When the war dead are counted, ‘women and children’ are singled out for our pity. Why do we accept the deaths of men in war?
We live in troubled times. The US is fighting an asymmetric war against the world to maintain its perceived right of exploitation and enrichment in the face of its inevitable decline. With the Patriot Act and the infiltration by the FBI of the ‘terrorists’ of the Occupy movement, it has even taken the war to its own people.
Wars, of course, are messy, not in the least because ‘innocent’ women and children get caught up in them. Men, on mass, are guilty, so their deaths don’t count. This, at any rate, is the relentless narrative of the mainstream media.
“The bomb killed thirty people, some of them women and children.”
How many times have we heard this on our television screens? It’s as if we expect men to die in war zones, but it is unreasonable to expect women and children to die also.
War is undeniably deeply gendered. Generally societies expect men to do the fighting, and they are expected to do it away from women and children. If women and children die, men are not only culpable for being the aggressors, but also culpable of letting down the women and children. As men are doubly culpable, why should we care how many get killed?
Well, I care about everybody who gets killed in war zones. Yes, I care about the needless death of women and children. But I also care about the needless death of the men who fight them.
I care about the young recruit from the US Deep South who sees a military life as the only economic option, and is put on the front line to face dangers the generals and their political masters observe from the comfort of being out of range.
I care about the millions of indigenous men who are forced into defending themselves and their families as the largest war machine ever assembled rolls into town to occupy their country, exploit their natural resources, dismantle their society, and torture their fellow citizens.
I care about the men whose economic circumstances mean they cannot provide for their family and see the people they love, their women and children, die through lack of food, shelter and medicine, and see armed resistance as the only way to gain a better life for them and their families.
I care about the men who are shamed, through intense social pressure of other men, and yes, women, to fight a war they don’t understand or believe in.
I care about the men who are brutalised by initiation and training regimens which aim to divorce them from their humanity and innate compassion for others.
I care about the men I have worked with who have to make sense of the horrific images they saw in battle, and the guilt they feel at pulling the trigger, and being responsible for the death of other human beings.

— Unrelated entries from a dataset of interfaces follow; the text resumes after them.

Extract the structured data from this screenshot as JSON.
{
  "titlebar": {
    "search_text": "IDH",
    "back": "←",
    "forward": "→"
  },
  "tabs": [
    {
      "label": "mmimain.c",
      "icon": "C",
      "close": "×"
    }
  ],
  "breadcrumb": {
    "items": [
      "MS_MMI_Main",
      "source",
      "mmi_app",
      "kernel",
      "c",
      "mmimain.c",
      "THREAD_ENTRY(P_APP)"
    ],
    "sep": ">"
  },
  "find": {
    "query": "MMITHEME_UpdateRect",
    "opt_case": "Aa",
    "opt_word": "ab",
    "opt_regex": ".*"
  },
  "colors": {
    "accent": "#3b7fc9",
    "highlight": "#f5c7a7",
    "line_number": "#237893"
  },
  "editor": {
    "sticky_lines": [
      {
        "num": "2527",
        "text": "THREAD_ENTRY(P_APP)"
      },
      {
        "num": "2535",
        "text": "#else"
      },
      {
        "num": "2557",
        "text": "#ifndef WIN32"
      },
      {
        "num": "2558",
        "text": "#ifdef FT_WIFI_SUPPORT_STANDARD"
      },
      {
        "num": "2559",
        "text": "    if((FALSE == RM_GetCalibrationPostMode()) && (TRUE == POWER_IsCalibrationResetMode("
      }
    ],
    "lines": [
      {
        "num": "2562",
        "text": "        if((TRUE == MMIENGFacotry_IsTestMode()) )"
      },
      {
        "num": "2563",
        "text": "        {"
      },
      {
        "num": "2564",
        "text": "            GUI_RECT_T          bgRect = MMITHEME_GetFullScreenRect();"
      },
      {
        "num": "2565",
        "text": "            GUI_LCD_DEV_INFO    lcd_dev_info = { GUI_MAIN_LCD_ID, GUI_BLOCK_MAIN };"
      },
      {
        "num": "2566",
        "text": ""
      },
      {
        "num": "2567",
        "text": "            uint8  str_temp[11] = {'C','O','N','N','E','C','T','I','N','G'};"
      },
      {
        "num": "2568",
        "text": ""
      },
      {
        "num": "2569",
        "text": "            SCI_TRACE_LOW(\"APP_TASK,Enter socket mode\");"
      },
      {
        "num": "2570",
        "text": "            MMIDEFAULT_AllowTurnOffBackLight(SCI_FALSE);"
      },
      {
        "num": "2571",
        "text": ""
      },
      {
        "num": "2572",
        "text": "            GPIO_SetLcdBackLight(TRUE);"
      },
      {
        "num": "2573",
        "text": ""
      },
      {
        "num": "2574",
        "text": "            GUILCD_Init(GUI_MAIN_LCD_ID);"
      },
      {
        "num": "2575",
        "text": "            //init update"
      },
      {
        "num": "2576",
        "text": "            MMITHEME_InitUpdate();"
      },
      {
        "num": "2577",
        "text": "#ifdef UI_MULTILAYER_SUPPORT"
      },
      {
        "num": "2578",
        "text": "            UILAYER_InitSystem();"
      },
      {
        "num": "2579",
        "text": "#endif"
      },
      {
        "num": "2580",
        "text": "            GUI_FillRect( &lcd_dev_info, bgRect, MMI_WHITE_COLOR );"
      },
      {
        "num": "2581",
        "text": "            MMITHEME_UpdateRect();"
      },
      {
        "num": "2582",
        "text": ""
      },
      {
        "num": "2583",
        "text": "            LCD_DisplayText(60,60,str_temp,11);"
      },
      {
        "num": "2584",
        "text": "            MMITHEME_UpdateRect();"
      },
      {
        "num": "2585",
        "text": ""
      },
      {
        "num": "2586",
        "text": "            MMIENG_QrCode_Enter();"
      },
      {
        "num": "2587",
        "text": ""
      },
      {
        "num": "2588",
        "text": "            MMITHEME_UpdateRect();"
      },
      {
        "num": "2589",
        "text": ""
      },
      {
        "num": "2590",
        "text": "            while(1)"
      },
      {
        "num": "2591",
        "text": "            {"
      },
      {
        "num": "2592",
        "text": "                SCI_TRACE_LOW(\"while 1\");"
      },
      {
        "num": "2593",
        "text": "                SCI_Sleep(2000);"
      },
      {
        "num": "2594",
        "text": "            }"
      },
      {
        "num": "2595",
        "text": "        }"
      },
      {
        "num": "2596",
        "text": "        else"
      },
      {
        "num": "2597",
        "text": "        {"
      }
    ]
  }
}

Yes, it is men who fight wars. Or more accurately, men fight other people’s wars; and in so doing are just as much victims as anyone else. But the narrative doesn’t allow for that. So, as men, we are forced to hold our pain in silence, accept the blame, and bear the collective guilt, so our women and children don’t have to.
This was previously published on Men’s Wellbeing.
Image credit: nabarund/Flickr